SUPPLIED ENTRIES:
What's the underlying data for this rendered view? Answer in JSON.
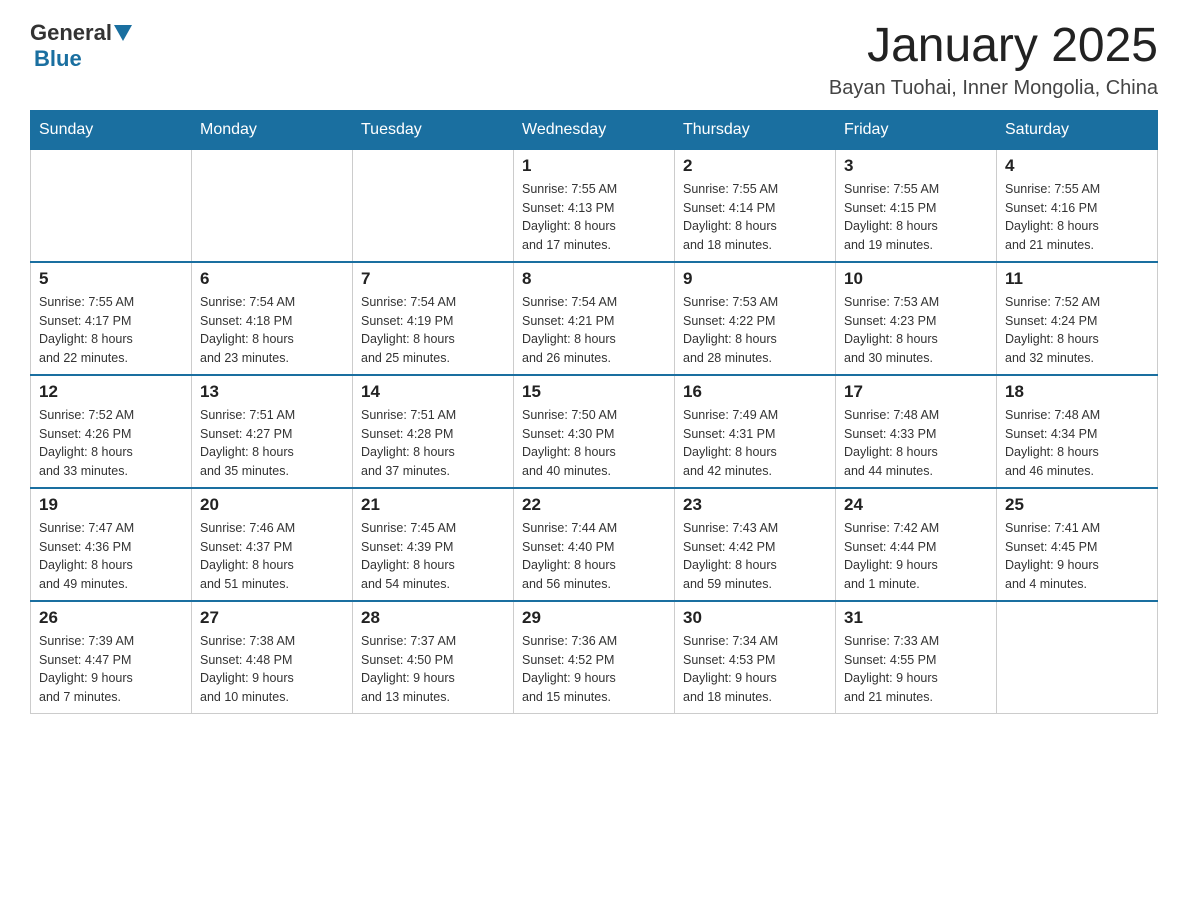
{
  "header": {
    "logo_general": "General",
    "logo_blue": "Blue",
    "month_title": "January 2025",
    "location": "Bayan Tuohai, Inner Mongolia, China"
  },
  "days_of_week": [
    "Sunday",
    "Monday",
    "Tuesday",
    "Wednesday",
    "Thursday",
    "Friday",
    "Saturday"
  ],
  "weeks": [
    {
      "cells": [
        {
          "day": "",
          "info": ""
        },
        {
          "day": "",
          "info": ""
        },
        {
          "day": "",
          "info": ""
        },
        {
          "day": "1",
          "info": "Sunrise: 7:55 AM\nSunset: 4:13 PM\nDaylight: 8 hours\nand 17 minutes."
        },
        {
          "day": "2",
          "info": "Sunrise: 7:55 AM\nSunset: 4:14 PM\nDaylight: 8 hours\nand 18 minutes."
        },
        {
          "day": "3",
          "info": "Sunrise: 7:55 AM\nSunset: 4:15 PM\nDaylight: 8 hours\nand 19 minutes."
        },
        {
          "day": "4",
          "info": "Sunrise: 7:55 AM\nSunset: 4:16 PM\nDaylight: 8 hours\nand 21 minutes."
        }
      ]
    },
    {
      "cells": [
        {
          "day": "5",
          "info": "Sunrise: 7:55 AM\nSunset: 4:17 PM\nDaylight: 8 hours\nand 22 minutes."
        },
        {
          "day": "6",
          "info": "Sunrise: 7:54 AM\nSunset: 4:18 PM\nDaylight: 8 hours\nand 23 minutes."
        },
        {
          "day": "7",
          "info": "Sunrise: 7:54 AM\nSunset: 4:19 PM\nDaylight: 8 hours\nand 25 minutes."
        },
        {
          "day": "8",
          "info": "Sunrise: 7:54 AM\nSunset: 4:21 PM\nDaylight: 8 hours\nand 26 minutes."
        },
        {
          "day": "9",
          "info": "Sunrise: 7:53 AM\nSunset: 4:22 PM\nDaylight: 8 hours\nand 28 minutes."
        },
        {
          "day": "10",
          "info": "Sunrise: 7:53 AM\nSunset: 4:23 PM\nDaylight: 8 hours\nand 30 minutes."
        },
        {
          "day": "11",
          "info": "Sunrise: 7:52 AM\nSunset: 4:24 PM\nDaylight: 8 hours\nand 32 minutes."
        }
      ]
    },
    {
      "cells": [
        {
          "day": "12",
          "info": "Sunrise: 7:52 AM\nSunset: 4:26 PM\nDaylight: 8 hours\nand 33 minutes."
        },
        {
          "day": "13",
          "info": "Sunrise: 7:51 AM\nSunset: 4:27 PM\nDaylight: 8 hours\nand 35 minutes."
        },
        {
          "day": "14",
          "info": "Sunrise: 7:51 AM\nSunset: 4:28 PM\nDaylight: 8 hours\nand 37 minutes."
        },
        {
          "day": "15",
          "info": "Sunrise: 7:50 AM\nSunset: 4:30 PM\nDaylight: 8 hours\nand 40 minutes."
        },
        {
          "day": "16",
          "info": "Sunrise: 7:49 AM\nSunset: 4:31 PM\nDaylight: 8 hours\nand 42 minutes."
        },
        {
          "day": "17",
          "info": "Sunrise: 7:48 AM\nSunset: 4:33 PM\nDaylight: 8 hours\nand 44 minutes."
        },
        {
          "day": "18",
          "info": "Sunrise: 7:48 AM\nSunset: 4:34 PM\nDaylight: 8 hours\nand 46 minutes."
        }
      ]
    },
    {
      "cells": [
        {
          "day": "19",
          "info": "Sunrise: 7:47 AM\nSunset: 4:36 PM\nDaylight: 8 hours\nand 49 minutes."
        },
        {
          "day": "20",
          "info": "Sunrise: 7:46 AM\nSunset: 4:37 PM\nDaylight: 8 hours\nand 51 minutes."
        },
        {
          "day": "21",
          "info": "Sunrise: 7:45 AM\nSunset: 4:39 PM\nDaylight: 8 hours\nand 54 minutes."
        },
        {
          "day": "22",
          "info": "Sunrise: 7:44 AM\nSunset: 4:40 PM\nDaylight: 8 hours\nand 56 minutes."
        },
        {
          "day": "23",
          "info": "Sunrise: 7:43 AM\nSunset: 4:42 PM\nDaylight: 8 hours\nand 59 minutes."
        },
        {
          "day": "24",
          "info": "Sunrise: 7:42 AM\nSunset: 4:44 PM\nDaylight: 9 hours\nand 1 minute."
        },
        {
          "day": "25",
          "info": "Sunrise: 7:41 AM\nSunset: 4:45 PM\nDaylight: 9 hours\nand 4 minutes."
        }
      ]
    },
    {
      "cells": [
        {
          "day": "26",
          "info": "Sunrise: 7:39 AM\nSunset: 4:47 PM\nDaylight: 9 hours\nand 7 minutes."
        },
        {
          "day": "27",
          "info": "Sunrise: 7:38 AM\nSunset: 4:48 PM\nDaylight: 9 hours\nand 10 minutes."
        },
        {
          "day": "28",
          "info": "Sunrise: 7:37 AM\nSunset: 4:50 PM\nDaylight: 9 hours\nand 13 minutes."
        },
        {
          "day": "29",
          "info": "Sunrise: 7:36 AM\nSunset: 4:52 PM\nDaylight: 9 hours\nand 15 minutes."
        },
        {
          "day": "30",
          "info": "Sunrise: 7:34 AM\nSunset: 4:53 PM\nDaylight: 9 hours\nand 18 minutes."
        },
        {
          "day": "31",
          "info": "Sunrise: 7:33 AM\nSunset: 4:55 PM\nDaylight: 9 hours\nand 21 minutes."
        },
        {
          "day": "",
          "info": ""
        }
      ]
    }
  ]
}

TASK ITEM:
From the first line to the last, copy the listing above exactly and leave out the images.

EXERCISE OUTPUT:
What's the underlying data for this rendered view? Answer in JSON.
{
  "header": {
    "logo_general": "General",
    "logo_blue": "Blue",
    "month_title": "January 2025",
    "location": "Bayan Tuohai, Inner Mongolia, China"
  },
  "days_of_week": [
    "Sunday",
    "Monday",
    "Tuesday",
    "Wednesday",
    "Thursday",
    "Friday",
    "Saturday"
  ],
  "weeks": [
    {
      "cells": [
        {
          "day": "",
          "info": ""
        },
        {
          "day": "",
          "info": ""
        },
        {
          "day": "",
          "info": ""
        },
        {
          "day": "1",
          "info": "Sunrise: 7:55 AM\nSunset: 4:13 PM\nDaylight: 8 hours\nand 17 minutes."
        },
        {
          "day": "2",
          "info": "Sunrise: 7:55 AM\nSunset: 4:14 PM\nDaylight: 8 hours\nand 18 minutes."
        },
        {
          "day": "3",
          "info": "Sunrise: 7:55 AM\nSunset: 4:15 PM\nDaylight: 8 hours\nand 19 minutes."
        },
        {
          "day": "4",
          "info": "Sunrise: 7:55 AM\nSunset: 4:16 PM\nDaylight: 8 hours\nand 21 minutes."
        }
      ]
    },
    {
      "cells": [
        {
          "day": "5",
          "info": "Sunrise: 7:55 AM\nSunset: 4:17 PM\nDaylight: 8 hours\nand 22 minutes."
        },
        {
          "day": "6",
          "info": "Sunrise: 7:54 AM\nSunset: 4:18 PM\nDaylight: 8 hours\nand 23 minutes."
        },
        {
          "day": "7",
          "info": "Sunrise: 7:54 AM\nSunset: 4:19 PM\nDaylight: 8 hours\nand 25 minutes."
        },
        {
          "day": "8",
          "info": "Sunrise: 7:54 AM\nSunset: 4:21 PM\nDaylight: 8 hours\nand 26 minutes."
        },
        {
          "day": "9",
          "info": "Sunrise: 7:53 AM\nSunset: 4:22 PM\nDaylight: 8 hours\nand 28 minutes."
        },
        {
          "day": "10",
          "info": "Sunrise: 7:53 AM\nSunset: 4:23 PM\nDaylight: 8 hours\nand 30 minutes."
        },
        {
          "day": "11",
          "info": "Sunrise: 7:52 AM\nSunset: 4:24 PM\nDaylight: 8 hours\nand 32 minutes."
        }
      ]
    },
    {
      "cells": [
        {
          "day": "12",
          "info": "Sunrise: 7:52 AM\nSunset: 4:26 PM\nDaylight: 8 hours\nand 33 minutes."
        },
        {
          "day": "13",
          "info": "Sunrise: 7:51 AM\nSunset: 4:27 PM\nDaylight: 8 hours\nand 35 minutes."
        },
        {
          "day": "14",
          "info": "Sunrise: 7:51 AM\nSunset: 4:28 PM\nDaylight: 8 hours\nand 37 minutes."
        },
        {
          "day": "15",
          "info": "Sunrise: 7:50 AM\nSunset: 4:30 PM\nDaylight: 8 hours\nand 40 minutes."
        },
        {
          "day": "16",
          "info": "Sunrise: 7:49 AM\nSunset: 4:31 PM\nDaylight: 8 hours\nand 42 minutes."
        },
        {
          "day": "17",
          "info": "Sunrise: 7:48 AM\nSunset: 4:33 PM\nDaylight: 8 hours\nand 44 minutes."
        },
        {
          "day": "18",
          "info": "Sunrise: 7:48 AM\nSunset: 4:34 PM\nDaylight: 8 hours\nand 46 minutes."
        }
      ]
    },
    {
      "cells": [
        {
          "day": "19",
          "info": "Sunrise: 7:47 AM\nSunset: 4:36 PM\nDaylight: 8 hours\nand 49 minutes."
        },
        {
          "day": "20",
          "info": "Sunrise: 7:46 AM\nSunset: 4:37 PM\nDaylight: 8 hours\nand 51 minutes."
        },
        {
          "day": "21",
          "info": "Sunrise: 7:45 AM\nSunset: 4:39 PM\nDaylight: 8 hours\nand 54 minutes."
        },
        {
          "day": "22",
          "info": "Sunrise: 7:44 AM\nSunset: 4:40 PM\nDaylight: 8 hours\nand 56 minutes."
        },
        {
          "day": "23",
          "info": "Sunrise: 7:43 AM\nSunset: 4:42 PM\nDaylight: 8 hours\nand 59 minutes."
        },
        {
          "day": "24",
          "info": "Sunrise: 7:42 AM\nSunset: 4:44 PM\nDaylight: 9 hours\nand 1 minute."
        },
        {
          "day": "25",
          "info": "Sunrise: 7:41 AM\nSunset: 4:45 PM\nDaylight: 9 hours\nand 4 minutes."
        }
      ]
    },
    {
      "cells": [
        {
          "day": "26",
          "info": "Sunrise: 7:39 AM\nSunset: 4:47 PM\nDaylight: 9 hours\nand 7 minutes."
        },
        {
          "day": "27",
          "info": "Sunrise: 7:38 AM\nSunset: 4:48 PM\nDaylight: 9 hours\nand 10 minutes."
        },
        {
          "day": "28",
          "info": "Sunrise: 7:37 AM\nSunset: 4:50 PM\nDaylight: 9 hours\nand 13 minutes."
        },
        {
          "day": "29",
          "info": "Sunrise: 7:36 AM\nSunset: 4:52 PM\nDaylight: 9 hours\nand 15 minutes."
        },
        {
          "day": "30",
          "info": "Sunrise: 7:34 AM\nSunset: 4:53 PM\nDaylight: 9 hours\nand 18 minutes."
        },
        {
          "day": "31",
          "info": "Sunrise: 7:33 AM\nSunset: 4:55 PM\nDaylight: 9 hours\nand 21 minutes."
        },
        {
          "day": "",
          "info": ""
        }
      ]
    }
  ]
}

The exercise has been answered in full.